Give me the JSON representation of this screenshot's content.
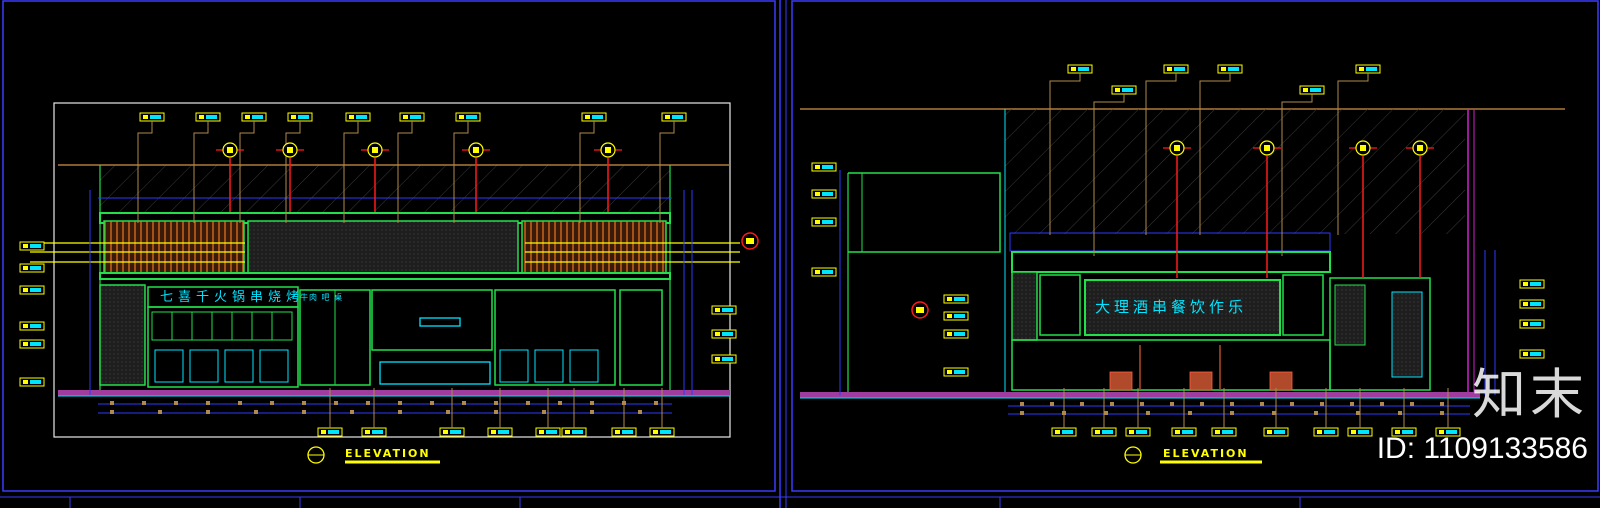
{
  "panels": [
    {
      "title": "ELEVATION",
      "sign_text": "七喜千火锅串烧烤",
      "sub_text": "牛肉 吧 桌"
    },
    {
      "title": "ELEVATION",
      "sign_text": "大理酒串餐饮作乐"
    }
  ],
  "watermark": {
    "logo": "知末",
    "id": "ID: 1109133586"
  },
  "colors": {
    "background": "#000000",
    "green": "#22e04a",
    "cyan": "#00e5ff",
    "blue": "#2a3cff",
    "yellow": "#ffff00",
    "red": "#ff1a1a",
    "brown": "#b08a4a",
    "orange": "#d2691e",
    "magenta": "#d020d0"
  }
}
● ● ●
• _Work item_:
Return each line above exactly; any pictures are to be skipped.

• _Result_:
Give me the JSON representation of this screenshot's content.
{
  "panels": [
    {
      "title": "ELEVATION",
      "sign_text": "七喜千火锅串烧烤",
      "sub_text": "牛肉 吧 桌"
    },
    {
      "title": "ELEVATION",
      "sign_text": "大理酒串餐饮作乐"
    }
  ],
  "watermark": {
    "logo": "知末",
    "id": "ID: 1109133586"
  },
  "colors": {
    "background": "#000000",
    "green": "#22e04a",
    "cyan": "#00e5ff",
    "blue": "#2a3cff",
    "yellow": "#ffff00",
    "red": "#ff1a1a",
    "brown": "#b08a4a",
    "orange": "#d2691e",
    "magenta": "#d020d0"
  }
}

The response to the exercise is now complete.